My draft 1 was "pantsed" 100%. A tiny bit of scene occurred to me, sounded great, wanted to see what would happen, so I wrote it out. That's basically how the whole draft got written. Some scenes are based on the one written immediately prior, and some (most of the early ones, speaking of when they fall in the storyline) are only loosely connected to other scenes. I didn't even know what "plotting" meant back then.

So when I sat down to make a coherent STORY out of all that in draft 2 (by figuring out connections between all the scenes and plotting the story), I had serious work waiting for me. Recently, I struggled with a passage in which I kept deleting and rewriting dialog because I kept missing the point of the scene. I deleted and rewrote and deleted so much that I finally asked myself what the heck the real problem was.
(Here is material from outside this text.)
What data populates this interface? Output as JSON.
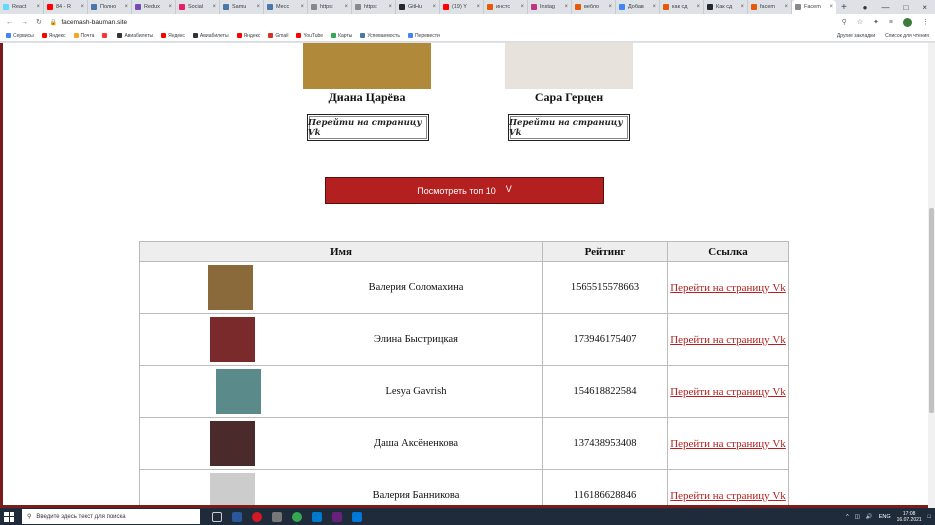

The characters told me I needed to stop trying to put words in their mouths, and just let them do the talking! ;-)

I'd usually copy scenes from draft 1 into draft 2 and rewrite, delete, add, tweak until it all fit the emerging storyline. I realized I'd been saying "I like that dialog, it's succinct, it's emotional, it really fits the character, I'm keeping it" pretty often. By trying to change it to fit a more plotted draft 2, I was effectively trying to force a round peg into an oval hole. It almost fit, but if I was honest with myself, it was forcing.

What keeps attracting me in draft 1 is the raw emotion in the dialog. It needs some shining up before letting other people read it, but it's exactly that spontaneity that makes it feel so real. That came from pantsing.

Now I'm not implying that plotting out a story will ruin the feel and flavor. Not at all. I've sworn on everything holy I can think of that the next thing I write will have at least a rough outline before I sit down to do any actual scenes. For me, a 100% pansted thing is not a coherent story. Readers like coherent books, you see :-D

However, for dialog that immediately grips readers, I have to let my characters just talk. When it springs right out of their souls, readers will connect with it.

If you're having a hard time with dialog that isn't getting the reaction you want from readers, take the gags off your peeps. Let 'em say anything they want, no holds barred. You can clean it up later. I learned some great Spanish swearing that way!


  1. I so agree, Marcia. When I sat down to write ATNS, I just wrote. Four months, Oct 2005 to January 2006. I was the queen of naive. I had a story ignite in me and I wrote it. Friends (and my mom) read it. They loved it, they laughed, they cried. Then the real journey began. Three years ago, my daughter read it. She holds a degree in English. Aside from the massive amount of grammar and punctuation editing she said it needed, she loved it. Stayed up till 5:00 AM to finish because she had to know what happened. (There really is a point to all of this). Last year, after trying to read another story I'd written (80,000+ words) she asked me, "Who are you writing for, mom?" The discussion that follwed wound round to much of what you've said in this post. I'd lost my raw edge. I'd lost my ability to have the reader emote along with the characters. The -punctuation was better (not perfect) :-) and the syntax was good.Word choices, all good. The problem was, while trying to follow every writing rule I'd learned since 2006, id suppressed the spontaneous, the raw emotion, and replaced it with a workable story. But it wasn't one that made a few Beta readers cry. They didn't laugh. The story was "good". No one had stayed up all night to finish. No one had wanted to throw the book across the room when they were done, and no ones husband had awakened in the middle of the night to ask "What the hell are you crying about!" I call that story a failure.

    When characters talk, seemingly of their own volition, it is natural. It's real. And dialogue is allowed to break all kinds of rules. They aren't speaking from an English book.

    SO, I agree. Let it pour out naturally. :-)

    1. Awesome, Rees. That is a very inspiring story! Those emotional reactions are a result of the writing "magic" that some people put down. You can't really learn that sort of stuff.

      As I see it, the art of writing comes in when you try to fix the technical parts of a story while preserving the emotion.

      Not easy, but so worth it :D